* [EXERCISE]
The answer must be every entry below, word for word, with the pictures left out.

* [RECORDS FOR THE TASK]

Content starts

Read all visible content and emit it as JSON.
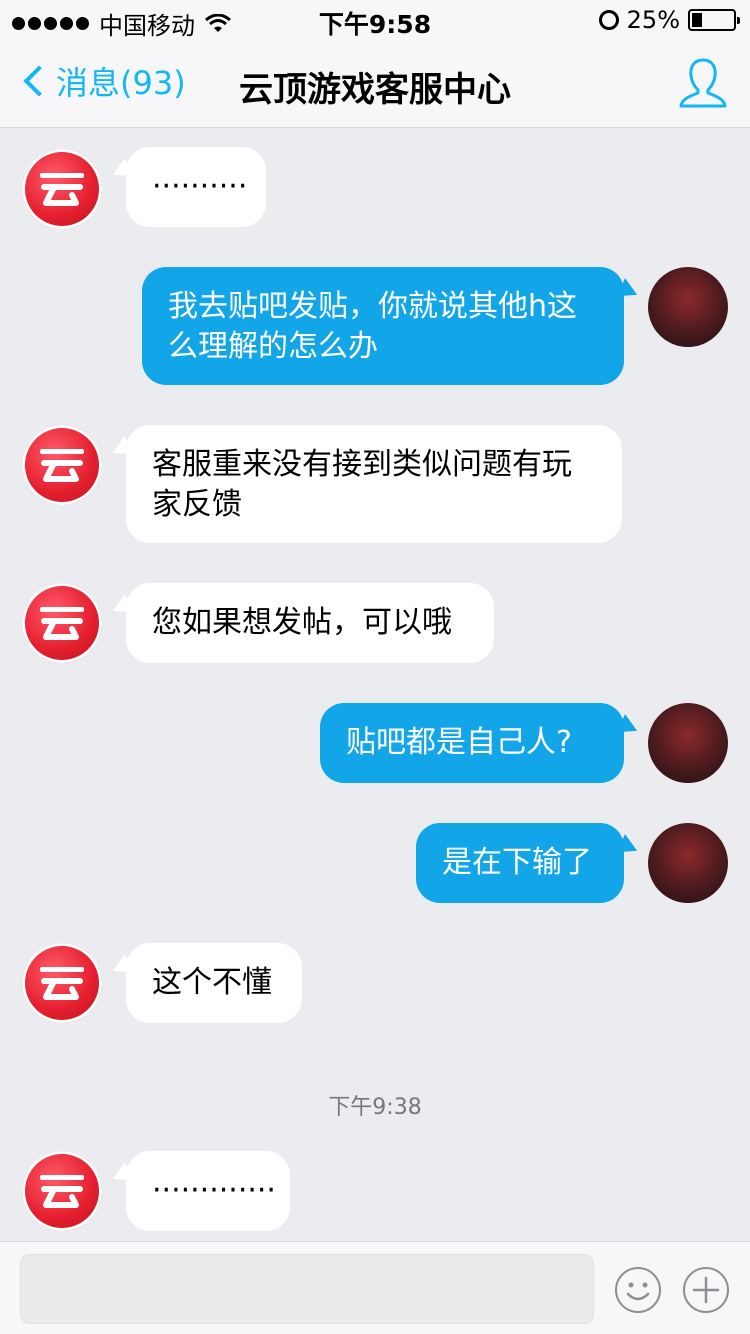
{
  "status_bar": {
    "carrier": "中国移动",
    "time": "下午9:58",
    "battery": "25%",
    "battery_level": 0.25
  },
  "nav": {
    "back_label": "消息(93)",
    "title": "云顶游戏客服中心"
  },
  "messages": [
    {
      "side": "in",
      "text": "··········"
    },
    {
      "side": "out",
      "text": "我去贴吧发贴，你就说其他h这么理解的怎么办"
    },
    {
      "side": "in",
      "text": "客服重来没有接到类似问题有玩家反馈"
    },
    {
      "side": "in",
      "text": "您如果想发帖，可以哦"
    },
    {
      "side": "out",
      "text": "贴吧都是自己人?"
    },
    {
      "side": "out",
      "text": "是在下输了"
    },
    {
      "side": "in",
      "text": "这个不懂"
    },
    {
      "side": "in",
      "text": "·············"
    }
  ],
  "timestamp": "下午9:38",
  "input": {
    "value": "",
    "placeholder": ""
  },
  "colors": {
    "accent": "#12b7f5",
    "outgoing_bubble": "#12a5e8",
    "incoming_bubble": "#ffffff",
    "background": "#ebecf0"
  },
  "icons": {
    "back": "chevron-left-icon",
    "profile": "person-icon",
    "emoji": "smiley-icon",
    "plus": "plus-icon"
  }
}
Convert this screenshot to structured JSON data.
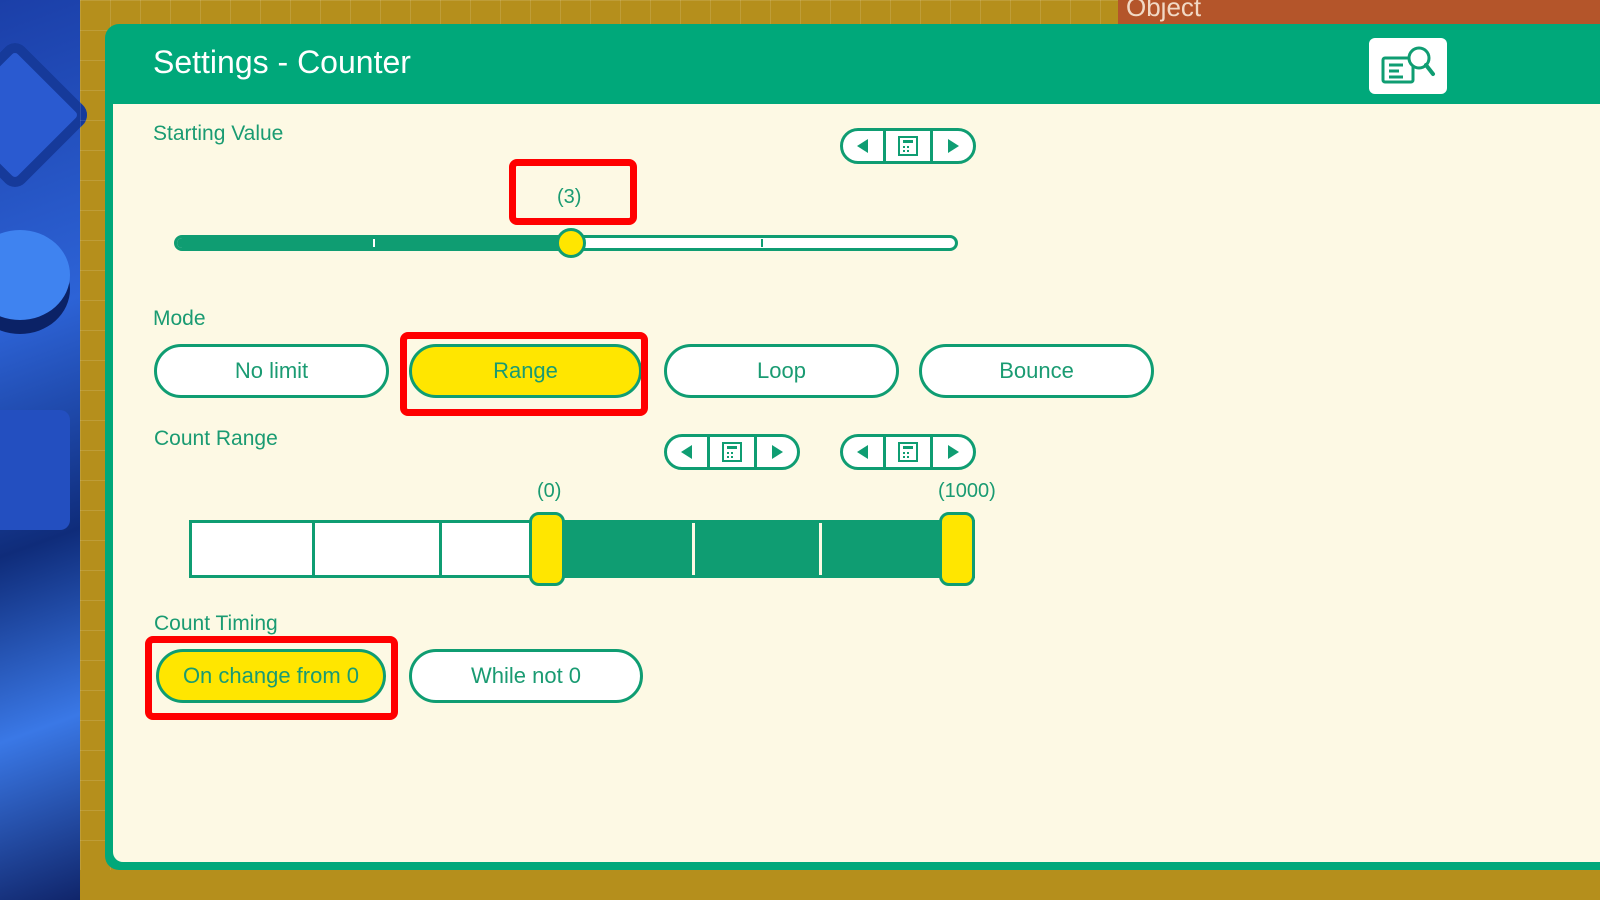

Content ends

* [SOLUTION]
Read all visible content and emit it as JSON.
{
  "status_bar": {
    "carrier": "中国移动",
    "time": "下午9:58",
    "battery": "25%",
    "battery_level": 0.25
  },
  "nav": {
    "back_label": "消息(93)",
    "title": "云顶游戏客服中心"
  },
  "messages": [
    {
      "side": "in",
      "text": "··········"
    },
    {
      "side": "out",
      "text": "我去贴吧发贴，你就说其他h这么理解的怎么办"
    },
    {
      "side": "in",
      "text": "客服重来没有接到类似问题有玩家反馈"
    },
    {
      "side": "in",
      "text": "您如果想发帖，可以哦"
    },
    {
      "side": "out",
      "text": "贴吧都是自己人?"
    },
    {
      "side": "out",
      "text": "是在下输了"
    },
    {
      "side": "in",
      "text": "这个不懂"
    },
    {
      "side": "in",
      "text": "·············"
    }
  ],
  "timestamp": "下午9:38",
  "input": {
    "value": "",
    "placeholder": ""
  },
  "colors": {
    "accent": "#12b7f5",
    "outgoing_bubble": "#12a5e8",
    "incoming_bubble": "#ffffff",
    "background": "#ebecf0"
  },
  "icons": {
    "back": "chevron-left-icon",
    "profile": "person-icon",
    "emoji": "smiley-icon",
    "plus": "plus-icon"
  }
}
Convert this screenshot to structured JSON data.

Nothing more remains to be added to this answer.